By now, just about everyone has seen the digital art and prose of generative AI models like Midjounrey and ChatGPT. In a reversal of the text-to-image format of Midjourney, a New York-based technologist and artist has released a new app that flips those concepts on their head, having AI models conjure up poems based on real-time photos. The results at times straddle the border between impressive surrealism and outright goofiness.
The new app, called “Pamera-The Poem Camera” combines an object identifier and the API for OpenAI’s GPT-4 large language model to identify objects captured by a user’s camera and then quickly use them as inspiration to construct a four-line poem. Damjanski, the technologist behind Pamera, told Gizmodo the poems are generated in the style of acclaimed Argentinian essayist Jorge Luis Borges. Damjanski says he chose Borjes in particular because he thought the author’s works touching on magical realism would lend themsvles uniquely well to an equally mystical AI poet. That concept often rings true in the generated poems, especially when there clearly identifiable objects in the photo’s frame.
“I’m not a native English speaker so I’m always very amazed by it,” Damjanski said. “I’m curious how to play around with it and find the fringe cases.”
To get a sense of how the poetry camera works, Damjanski shared an image of a cute dog wandering in a garden. Pamera wrote this poem in response.
In the garden of dreams, a lone dog roams,
Amidst whispers of time, its spirit known,
Lost in labyrinths of worlds yet unseen,
A verse unwinds, a tale unforeseen.
Gizmodo tested Pamera on a cloudy, muggy afternoon in New York City. The app created sprawling, relatively coherent verse on everything from a noble fire hydrant’s “quiet repose” to an optimistic ode to park tennis players. Gizmodo also had the app create poems based off of classic works housed in the Museum of Modern Art, to mixed effect.
Pamera, though neat, isn’t perfect.
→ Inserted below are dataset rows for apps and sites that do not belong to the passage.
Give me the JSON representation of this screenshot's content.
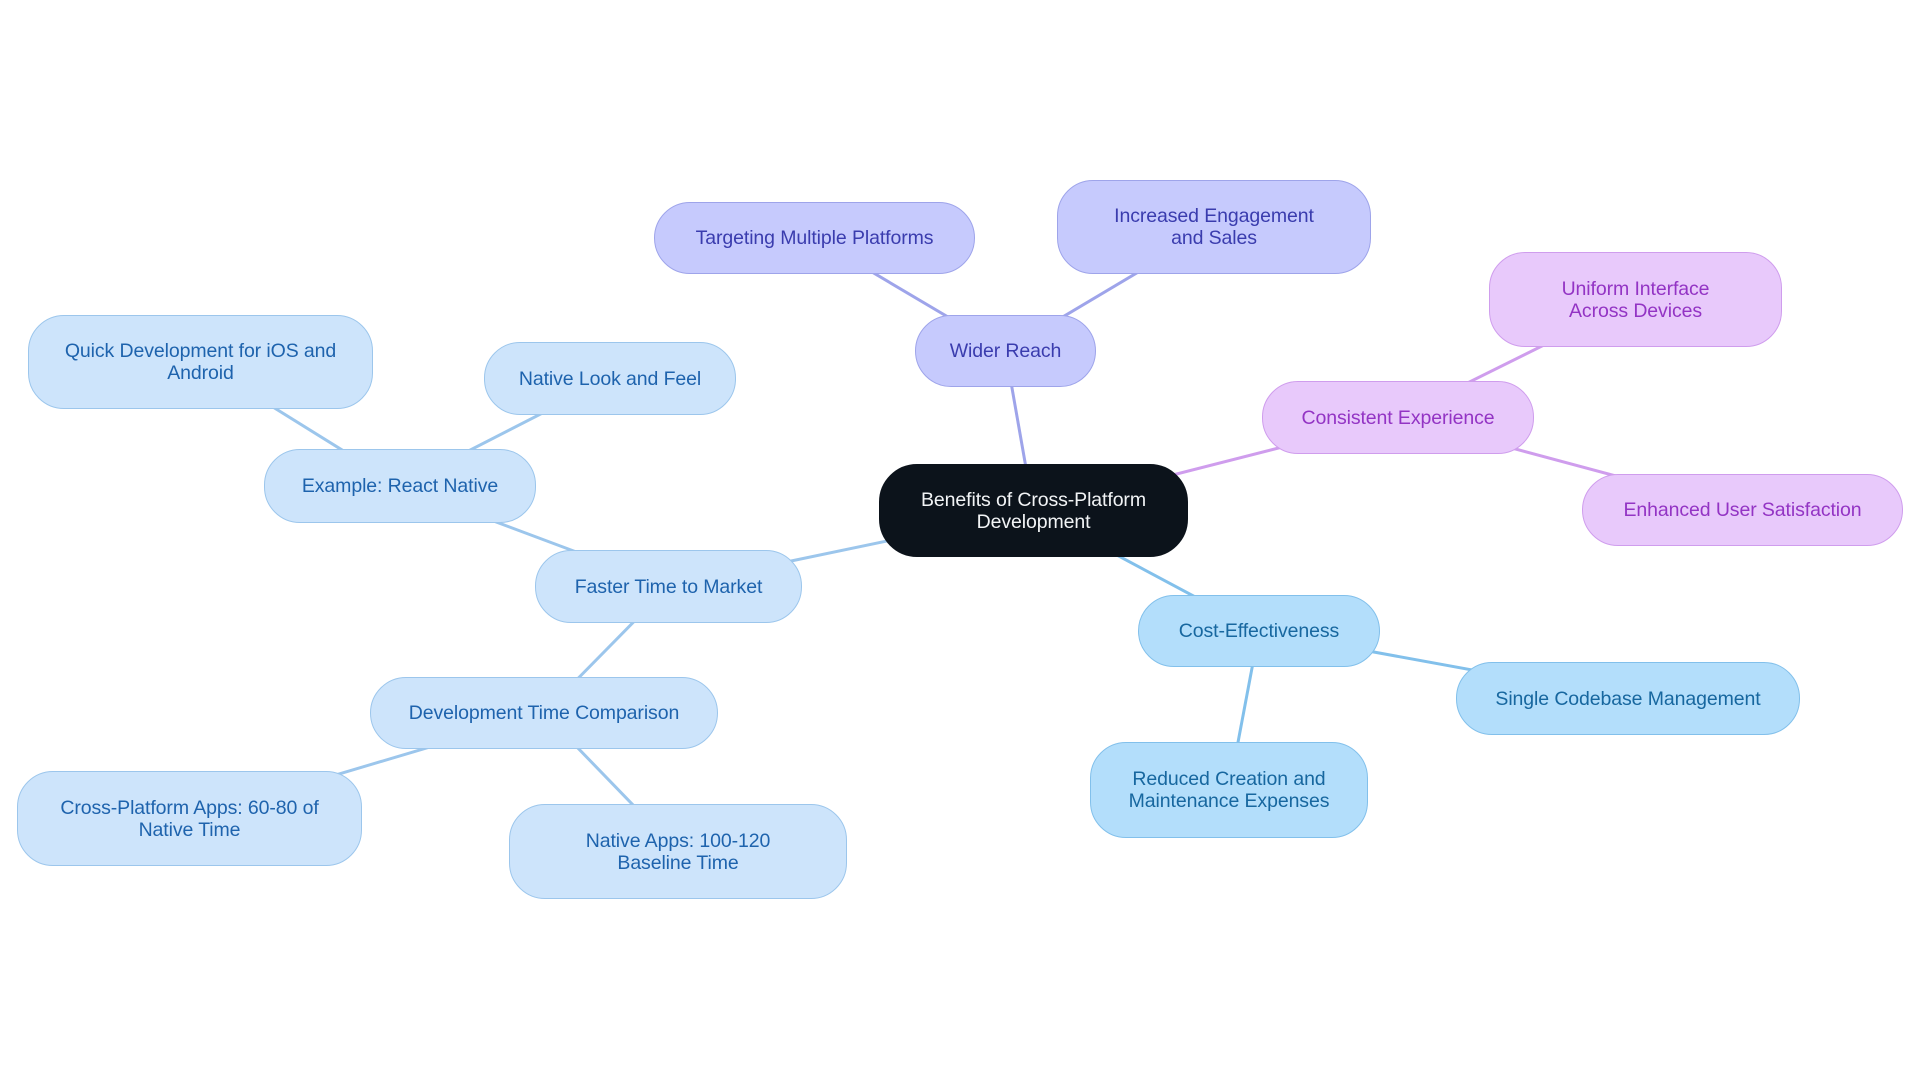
{
  "diagram": {
    "type": "mind-map",
    "root": {
      "id": "root",
      "label": "Benefits of Cross-Platform Development"
    },
    "branches": [
      {
        "id": "wider",
        "label": "Wider Reach",
        "color": "#9ea4ea",
        "children": [
          {
            "id": "targeting",
            "label": "Targeting Multiple Platforms"
          },
          {
            "id": "engagement",
            "label": "Increased Engagement and Sales"
          }
        ]
      },
      {
        "id": "consistent",
        "label": "Consistent Experience",
        "color": "#cf9ded",
        "children": [
          {
            "id": "uniform",
            "label": "Uniform Interface Across Devices"
          },
          {
            "id": "enhanced",
            "label": "Enhanced User Satisfaction"
          }
        ]
      },
      {
        "id": "cost",
        "label": "Cost-Effectiveness",
        "color": "#82c0eb",
        "children": [
          {
            "id": "single",
            "label": "Single Codebase Management"
          },
          {
            "id": "reduced",
            "label": "Reduced Creation and Maintenance Expenses"
          }
        ]
      },
      {
        "id": "faster",
        "label": "Faster Time to Market",
        "color": "#9cc6ec",
        "children": [
          {
            "id": "example",
            "label": "Example: React Native",
            "children": [
              {
                "id": "quick",
                "label": "Quick Development for iOS and Android"
              },
              {
                "id": "native_look",
                "label": "Native Look and Feel"
              }
            ]
          },
          {
            "id": "devtime",
            "label": "Development Time Comparison",
            "children": [
              {
                "id": "xplat_apps",
                "label": "Cross-Platform Apps: 60-80 of Native Time"
              },
              {
                "id": "native_apps",
                "label": "Native Apps: 100-120 Baseline Time"
              }
            ]
          }
        ]
      }
    ]
  },
  "colors": {
    "root_fill": "#0c131b",
    "wider_reach": "#c6cafd",
    "consistent_experience": "#e8c9fb",
    "cost_effectiveness": "#b3defb",
    "faster_time_to_market": "#cde4fb"
  }
}
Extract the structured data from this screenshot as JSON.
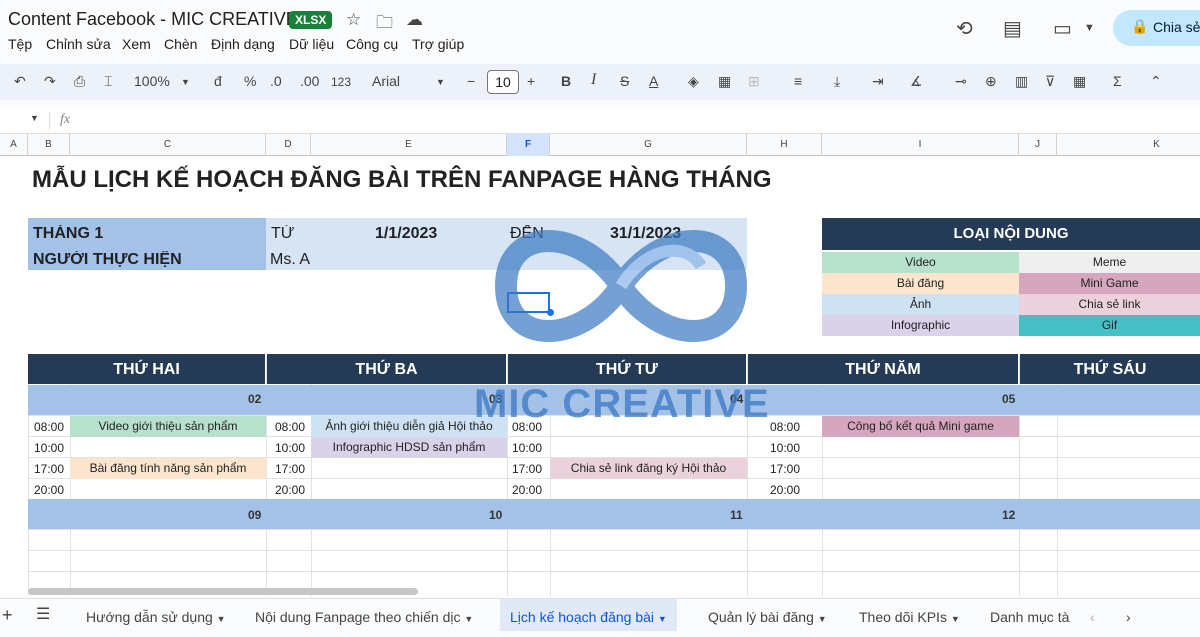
{
  "window": {
    "doc_title": "Content Facebook  - MIC CREATIVE",
    "badge": "XLSX",
    "share_label": "Chia sẻ"
  },
  "menu": [
    "Tệp",
    "Chỉnh sửa",
    "Xem",
    "Chèn",
    "Định dạng",
    "Dữ liệu",
    "Công cụ",
    "Trợ giúp"
  ],
  "toolbar": {
    "zoom": "100%",
    "currency": "đ",
    "percent": "%",
    "dec_less": ".0",
    "dec_more": ".00",
    "number_fmt": "123",
    "font": "Arial",
    "font_size": "10",
    "minus": "−",
    "plus": "+",
    "bold": "B",
    "italic": "I",
    "strike": "S",
    "text_color": "A",
    "sum": "Σ"
  },
  "formula": {
    "fx": "fx"
  },
  "columns": [
    "A",
    "B",
    "C",
    "D",
    "E",
    "F",
    "G",
    "H",
    "I",
    "J",
    "K"
  ],
  "sheet": {
    "title": "MẪU LỊCH KẾ HOẠCH ĐĂNG BÀI TRÊN FANPAGE HÀNG THÁNG",
    "month_label": "THÁNG 1",
    "from_label": "TỪ",
    "from_date": "1/1/2023",
    "to_label": "ĐẾN",
    "to_date": "31/1/2023",
    "owner_label": "NGƯỜI THỰC HIỆN",
    "owner": "Ms. A",
    "legend_title": "LOẠI NỘI DUNG",
    "legend": [
      {
        "label": "Video",
        "color": "#b7e1cd"
      },
      {
        "label": "Meme",
        "color": "#eeeeee"
      },
      {
        "label": "Bài đăng",
        "color": "#fce5cd"
      },
      {
        "label": "Mini Game",
        "color": "#d5a6bd"
      },
      {
        "label": "Ảnh",
        "color": "#cfe2f3"
      },
      {
        "label": "Chia sẻ link",
        "color": "#ead1dc"
      },
      {
        "label": "Infographic",
        "color": "#d9d2e9"
      },
      {
        "label": "Gif",
        "color": "#45c1c6"
      }
    ],
    "days": [
      "THỨ HAI",
      "THỨ BA",
      "THỨ TƯ",
      "THỨ NĂM",
      "THỨ SÁU"
    ],
    "week1_dates": [
      "02",
      "03",
      "04",
      "05"
    ],
    "week2_dates": [
      "09",
      "10",
      "11",
      "12"
    ],
    "times": [
      "08:00",
      "10:00",
      "17:00",
      "20:00"
    ],
    "items": {
      "mon_0800": "Video giới thiệu sản phẩm",
      "mon_1700": "Bài đăng tính năng sản phẩm",
      "tue_0800": "Ảnh giới thiệu diễn giả Hội thảo",
      "tue_1000": "Infographic HDSD sản phẩm",
      "wed_1700": "Chia sẻ link đăng ký Hội thảo",
      "thu_0800": "Công bố kết quả Mini game"
    },
    "watermark": "MIC CREATIVE"
  },
  "tabs": [
    "Hướng dẫn sử dụng",
    "Nội dung Fanpage theo chiến dịc",
    "Lịch kế hoạch đăng bài",
    "Quản lý bài đăng",
    "Theo dõi KPIs",
    "Danh mục tà"
  ]
}
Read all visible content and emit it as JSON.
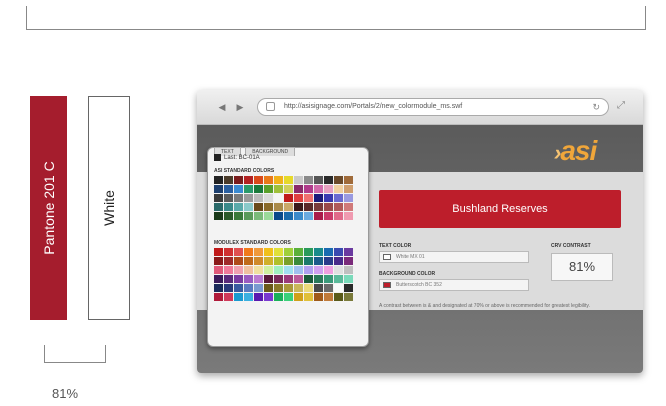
{
  "swatches": {
    "primary": {
      "label": "Pantone 201 C",
      "color": "#a51d2d"
    },
    "secondary": {
      "label": "White",
      "color": "#ffffff"
    },
    "contrast": "81%"
  },
  "browser": {
    "url": "http://asisignage.com/Portals/2/new_colormodule_ms.swf",
    "logo": "asi",
    "picker": {
      "tabs": [
        "TEXT",
        "BACKGROUND"
      ],
      "last_label": "Last: BC-01A",
      "asi_title": "ASI STANDARD COLORS",
      "modulex_title": "MODULEX STANDARD COLORS"
    },
    "preview_text": "Bushland Reserves",
    "text_color_label": "TEXT COLOR",
    "text_color_value": "White MX 01",
    "background_color_label": "BACKGROUND COLOR",
    "background_color_value": "Butterscotch BC 352",
    "contrast_label": "CRV CONTRAST",
    "contrast_value": "81%",
    "note": "A contrast between is & and designated at 70% or above is recommended for greatest legibility."
  }
}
Artistic liberties aside, there were several poems that seemed to have relatively little if anything to do with the images it was fed. In other cases, the poem would begin on topic but then wade into vaguery or add concepts and objects that weren’t included in the captured images. When I showed Pamera an image of my dog, it conjured up a fantasy scenario inserting her into an unlikely alliance with a cat and bear. Magical realism or just fantasy?
But those AI poems are on track to get even wilder. Damjanski said he’s working on a new version of the app that lets users use their front-facing camera and upload images. In this horrifying example, the artist deepfaked an image of his face into a meme photo of a basement gamer. Pamera’s response was a bit on the nose.
Continue reading below to view a handful of poems generated by Pamera in New York City.